Element data from apps and pages:
⟨

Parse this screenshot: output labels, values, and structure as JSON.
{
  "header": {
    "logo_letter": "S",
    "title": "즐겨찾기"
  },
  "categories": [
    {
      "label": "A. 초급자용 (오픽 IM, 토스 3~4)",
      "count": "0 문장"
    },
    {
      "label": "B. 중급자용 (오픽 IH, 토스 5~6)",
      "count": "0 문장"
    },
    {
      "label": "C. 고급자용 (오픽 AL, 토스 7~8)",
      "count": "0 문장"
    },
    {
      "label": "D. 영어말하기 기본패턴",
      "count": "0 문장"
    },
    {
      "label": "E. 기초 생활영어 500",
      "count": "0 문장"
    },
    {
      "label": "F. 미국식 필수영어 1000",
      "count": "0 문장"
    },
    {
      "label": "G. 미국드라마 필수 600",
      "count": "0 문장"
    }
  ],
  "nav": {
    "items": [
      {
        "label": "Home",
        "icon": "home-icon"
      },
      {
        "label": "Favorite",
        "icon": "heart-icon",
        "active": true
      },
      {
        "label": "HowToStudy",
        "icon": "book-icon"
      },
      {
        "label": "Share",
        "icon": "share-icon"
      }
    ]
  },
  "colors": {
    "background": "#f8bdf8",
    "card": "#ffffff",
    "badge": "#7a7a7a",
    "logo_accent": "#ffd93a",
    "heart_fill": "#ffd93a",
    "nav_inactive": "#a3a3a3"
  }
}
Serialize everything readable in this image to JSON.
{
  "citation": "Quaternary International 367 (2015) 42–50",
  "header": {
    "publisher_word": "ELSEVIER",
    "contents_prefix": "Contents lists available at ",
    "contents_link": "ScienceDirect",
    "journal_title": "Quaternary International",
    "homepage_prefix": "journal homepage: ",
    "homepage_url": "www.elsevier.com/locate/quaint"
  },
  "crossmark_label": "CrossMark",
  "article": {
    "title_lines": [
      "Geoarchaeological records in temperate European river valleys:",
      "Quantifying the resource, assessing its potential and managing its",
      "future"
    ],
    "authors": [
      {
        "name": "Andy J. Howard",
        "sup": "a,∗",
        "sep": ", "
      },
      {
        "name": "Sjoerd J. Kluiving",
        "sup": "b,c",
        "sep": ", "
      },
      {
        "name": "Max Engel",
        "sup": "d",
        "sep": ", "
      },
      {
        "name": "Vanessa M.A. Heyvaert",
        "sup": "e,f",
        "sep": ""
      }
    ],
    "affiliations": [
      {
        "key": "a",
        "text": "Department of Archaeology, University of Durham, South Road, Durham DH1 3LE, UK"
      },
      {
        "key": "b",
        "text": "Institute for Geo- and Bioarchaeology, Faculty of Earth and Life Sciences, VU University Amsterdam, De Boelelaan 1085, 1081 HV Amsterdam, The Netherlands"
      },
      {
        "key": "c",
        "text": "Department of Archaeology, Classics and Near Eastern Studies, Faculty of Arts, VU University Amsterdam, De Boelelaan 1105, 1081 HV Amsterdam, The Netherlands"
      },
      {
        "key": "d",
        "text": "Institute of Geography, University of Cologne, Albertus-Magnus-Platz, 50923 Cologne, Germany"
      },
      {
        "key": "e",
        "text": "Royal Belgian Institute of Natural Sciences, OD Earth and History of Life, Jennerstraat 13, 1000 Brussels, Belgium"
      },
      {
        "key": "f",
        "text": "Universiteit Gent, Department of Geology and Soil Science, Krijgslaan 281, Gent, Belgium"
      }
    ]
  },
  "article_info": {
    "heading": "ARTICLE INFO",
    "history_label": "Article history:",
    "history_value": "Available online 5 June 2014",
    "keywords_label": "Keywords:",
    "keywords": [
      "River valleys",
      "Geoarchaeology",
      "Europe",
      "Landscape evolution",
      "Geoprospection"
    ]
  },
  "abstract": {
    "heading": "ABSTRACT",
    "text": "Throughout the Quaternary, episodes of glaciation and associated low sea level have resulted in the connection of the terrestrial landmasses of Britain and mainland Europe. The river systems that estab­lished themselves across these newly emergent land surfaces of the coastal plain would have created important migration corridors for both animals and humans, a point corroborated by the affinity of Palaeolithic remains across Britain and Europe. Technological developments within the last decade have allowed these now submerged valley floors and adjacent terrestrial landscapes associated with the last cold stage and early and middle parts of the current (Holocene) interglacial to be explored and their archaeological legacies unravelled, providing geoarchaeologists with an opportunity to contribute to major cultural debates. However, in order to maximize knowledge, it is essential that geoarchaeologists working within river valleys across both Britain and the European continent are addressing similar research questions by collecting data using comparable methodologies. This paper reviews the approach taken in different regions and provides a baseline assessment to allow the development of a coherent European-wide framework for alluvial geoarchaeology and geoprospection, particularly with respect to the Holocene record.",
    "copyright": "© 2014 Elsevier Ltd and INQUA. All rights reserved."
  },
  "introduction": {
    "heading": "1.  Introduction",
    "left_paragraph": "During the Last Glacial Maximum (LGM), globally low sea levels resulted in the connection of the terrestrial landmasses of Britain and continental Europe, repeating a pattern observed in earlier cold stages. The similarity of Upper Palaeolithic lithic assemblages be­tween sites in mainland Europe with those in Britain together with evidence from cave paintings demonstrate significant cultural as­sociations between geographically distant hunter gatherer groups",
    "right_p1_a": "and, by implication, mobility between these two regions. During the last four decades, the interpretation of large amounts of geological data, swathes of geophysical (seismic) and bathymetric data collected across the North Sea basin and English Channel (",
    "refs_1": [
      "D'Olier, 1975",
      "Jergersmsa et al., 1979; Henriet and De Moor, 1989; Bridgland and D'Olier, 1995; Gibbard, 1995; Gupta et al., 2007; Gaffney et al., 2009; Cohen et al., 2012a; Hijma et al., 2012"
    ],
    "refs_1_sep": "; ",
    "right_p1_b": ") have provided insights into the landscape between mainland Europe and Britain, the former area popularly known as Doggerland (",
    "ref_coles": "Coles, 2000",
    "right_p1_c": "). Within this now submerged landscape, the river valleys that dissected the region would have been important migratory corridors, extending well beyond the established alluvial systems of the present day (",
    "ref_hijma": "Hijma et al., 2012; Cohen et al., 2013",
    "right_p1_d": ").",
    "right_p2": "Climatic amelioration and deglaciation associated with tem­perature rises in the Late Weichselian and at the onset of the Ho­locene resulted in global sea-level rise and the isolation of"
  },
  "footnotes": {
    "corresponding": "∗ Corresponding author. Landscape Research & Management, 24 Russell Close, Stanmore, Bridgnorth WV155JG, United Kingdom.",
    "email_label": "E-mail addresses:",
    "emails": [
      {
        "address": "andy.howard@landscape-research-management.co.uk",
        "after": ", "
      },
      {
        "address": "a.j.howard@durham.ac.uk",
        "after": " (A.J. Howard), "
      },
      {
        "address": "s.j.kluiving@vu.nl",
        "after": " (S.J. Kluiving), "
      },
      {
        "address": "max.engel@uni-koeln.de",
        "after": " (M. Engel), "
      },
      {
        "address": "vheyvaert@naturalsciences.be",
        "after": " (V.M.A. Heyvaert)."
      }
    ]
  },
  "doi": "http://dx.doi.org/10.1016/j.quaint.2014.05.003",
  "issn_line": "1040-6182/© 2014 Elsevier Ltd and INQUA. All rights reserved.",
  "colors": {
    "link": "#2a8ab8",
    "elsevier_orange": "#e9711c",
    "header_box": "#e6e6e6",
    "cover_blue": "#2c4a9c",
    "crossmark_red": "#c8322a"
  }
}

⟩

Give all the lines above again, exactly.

Parse this screenshot: output labels, values, and structure as JSON.
{
  "header": {
    "logo_letter": "S",
    "title": "즐겨찾기"
  },
  "categories": [
    {
      "label": "A. 초급자용 (오픽 IM, 토스 3~4)",
      "count": "0 문장"
    },
    {
      "label": "B. 중급자용 (오픽 IH, 토스 5~6)",
      "count": "0 문장"
    },
    {
      "label": "C. 고급자용 (오픽 AL, 토스 7~8)",
      "count": "0 문장"
    },
    {
      "label": "D. 영어말하기 기본패턴",
      "count": "0 문장"
    },
    {
      "label": "E. 기초 생활영어 500",
      "count": "0 문장"
    },
    {
      "label": "F. 미국식 필수영어 1000",
      "count": "0 문장"
    },
    {
      "label": "G. 미국드라마 필수 600",
      "count": "0 문장"
    }
  ],
  "nav": {
    "items": [
      {
        "label": "Home",
        "icon": "home-icon"
      },
      {
        "label": "Favorite",
        "icon": "heart-icon",
        "active": true
      },
      {
        "label": "HowToStudy",
        "icon": "book-icon"
      },
      {
        "label": "Share",
        "icon": "share-icon"
      }
    ]
  },
  "colors": {
    "background": "#f8bdf8",
    "card": "#ffffff",
    "badge": "#7a7a7a",
    "logo_accent": "#ffd93a",
    "heart_fill": "#ffd93a",
    "nav_inactive": "#a3a3a3"
  }
}
Serialize everything readable in this image to JSON.
{
  "citation": "Quaternary International 367 (2015) 42–50",
  "header": {
    "publisher_word": "ELSEVIER",
    "contents_prefix": "Contents lists available at ",
    "contents_link": "ScienceDirect",
    "journal_title": "Quaternary International",
    "homepage_prefix": "journal homepage: ",
    "homepage_url": "www.elsevier.com/locate/quaint"
  },
  "crossmark_label": "CrossMark",
  "article": {
    "title_lines": [
      "Geoarchaeological records in temperate European river valleys:",
      "Quantifying the resource, assessing its potential and managing its",
      "future"
    ],
    "authors": [
      {
        "name": "Andy J. Howard",
        "sup": "a,∗",
        "sep": ", "
      },
      {
        "name": "Sjoerd J. Kluiving",
        "sup": "b,c",
        "sep": ", "
      },
      {
        "name": "Max Engel",
        "sup": "d",
        "sep": ", "
      },
      {
        "name": "Vanessa M.A. Heyvaert",
        "sup": "e,f",
        "sep": ""
      }
    ],
    "affiliations": [
      {
        "key": "a",
        "text": "Department of Archaeology, University of Durham, South Road, Durham DH1 3LE, UK"
      },
      {
        "key": "b",
        "text": "Institute for Geo- and Bioarchaeology, Faculty of Earth and Life Sciences, VU University Amsterdam, De Boelelaan 1085, 1081 HV Amsterdam, The Netherlands"
      },
      {
        "key": "c",
        "text": "Department of Archaeology, Classics and Near Eastern Studies, Faculty of Arts, VU University Amsterdam, De Boelelaan 1105, 1081 HV Amsterdam, The Netherlands"
      },
      {
        "key": "d",
        "text": "Institute of Geography, University of Cologne, Albertus-Magnus-Platz, 50923 Cologne, Germany"
      },
      {
        "key": "e",
        "text": "Royal Belgian Institute of Natural Sciences, OD Earth and History of Life, Jennerstraat 13, 1000 Brussels, Belgium"
      },
      {
        "key": "f",
        "text": "Universiteit Gent, Department of Geology and Soil Science, Krijgslaan 281, Gent, Belgium"
      }
    ]
  },
  "article_info": {
    "heading": "ARTICLE INFO",
    "history_label": "Article history:",
    "history_value": "Available online 5 June 2014",
    "keywords_label": "Keywords:",
    "keywords": [
      "River valleys",
      "Geoarchaeology",
      "Europe",
      "Landscape evolution",
      "Geoprospection"
    ]
  },
  "abstract": {
    "heading": "ABSTRACT",
    "text": "Throughout the Quaternary, episodes of glaciation and associated low sea level have resulted in the connection of the terrestrial landmasses of Britain and mainland Europe. The river systems that estab­lished themselves across these newly emergent land surfaces of the coastal plain would have created important migration corridors for both animals and humans, a point corroborated by the affinity of Palaeolithic remains across Britain and Europe. Technological developments within the last decade have allowed these now submerged valley floors and adjacent terrestrial landscapes associated with the last cold stage and early and middle parts of the current (Holocene) interglacial to be explored and their archaeological legacies unravelled, providing geoarchaeologists with an opportunity to contribute to major cultural debates. However, in order to maximize knowledge, it is essential that geoarchaeologists working within river valleys across both Britain and the European continent are addressing similar research questions by collecting data using comparable methodologies. This paper reviews the approach taken in different regions and provides a baseline assessment to allow the development of a coherent European-wide framework for alluvial geoarchaeology and geoprospection, particularly with respect to the Holocene record.",
    "copyright": "© 2014 Elsevier Ltd and INQUA. All rights reserved."
  },
  "introduction": {
    "heading": "1.  Introduction",
    "left_paragraph": "During the Last Glacial Maximum (LGM), globally low sea levels resulted in the connection of the terrestrial landmasses of Britain and continental Europe, repeating a pattern observed in earlier cold stages. The similarity of Upper Palaeolithic lithic assemblages be­tween sites in mainland Europe with those in Britain together with evidence from cave paintings demonstrate significant cultural as­sociations between geographically distant hunter gatherer groups",
    "right_p1_a": "and, by implication, mobility between these two regions. During the last four decades, the interpretation of large amounts of geological data, swathes of geophysical (seismic) and bathymetric data collected across the North Sea basin and English Channel (",
    "refs_1": [
      "D'Olier, 1975",
      "Jergersmsa et al., 1979; Henriet and De Moor, 1989; Bridgland and D'Olier, 1995; Gibbard, 1995; Gupta et al., 2007; Gaffney et al., 2009; Cohen et al., 2012a; Hijma et al., 2012"
    ],
    "refs_1_sep": "; ",
    "right_p1_b": ") have provided insights into the landscape between mainland Europe and Britain, the former area popularly known as Doggerland (",
    "ref_coles": "Coles, 2000",
    "right_p1_c": "). Within this now submerged landscape, the river valleys that dissected the region would have been important migratory corridors, extending well beyond the established alluvial systems of the present day (",
    "ref_hijma": "Hijma et al., 2012; Cohen et al., 2013",
    "right_p1_d": ").",
    "right_p2": "Climatic amelioration and deglaciation associated with tem­perature rises in the Late Weichselian and at the onset of the Ho­locene resulted in global sea-level rise and the isolation of"
  },
  "footnotes": {
    "corresponding": "∗ Corresponding author. Landscape Research & Management, 24 Russell Close, Stanmore, Bridgnorth WV155JG, United Kingdom.",
    "email_label": "E-mail addresses:",
    "emails": [
      {
        "address": "andy.howard@landscape-research-management.co.uk",
        "after": ", "
      },
      {
        "address": "a.j.howard@durham.ac.uk",
        "after": " (A.J. Howard), "
      },
      {
        "address": "s.j.kluiving@vu.nl",
        "after": " (S.J. Kluiving), "
      },
      {
        "address": "max.engel@uni-koeln.de",
        "after": " (M. Engel), "
      },
      {
        "address": "vheyvaert@naturalsciences.be",
        "after": " (V.M.A. Heyvaert)."
      }
    ]
  },
  "doi": "http://dx.doi.org/10.1016/j.quaint.2014.05.003",
  "issn_line": "1040-6182/© 2014 Elsevier Ltd and INQUA. All rights reserved.",
  "colors": {
    "link": "#2a8ab8",
    "elsevier_orange": "#e9711c",
    "header_box": "#e6e6e6",
    "cover_blue": "#2c4a9c",
    "crossmark_red": "#c8322a"
  }
}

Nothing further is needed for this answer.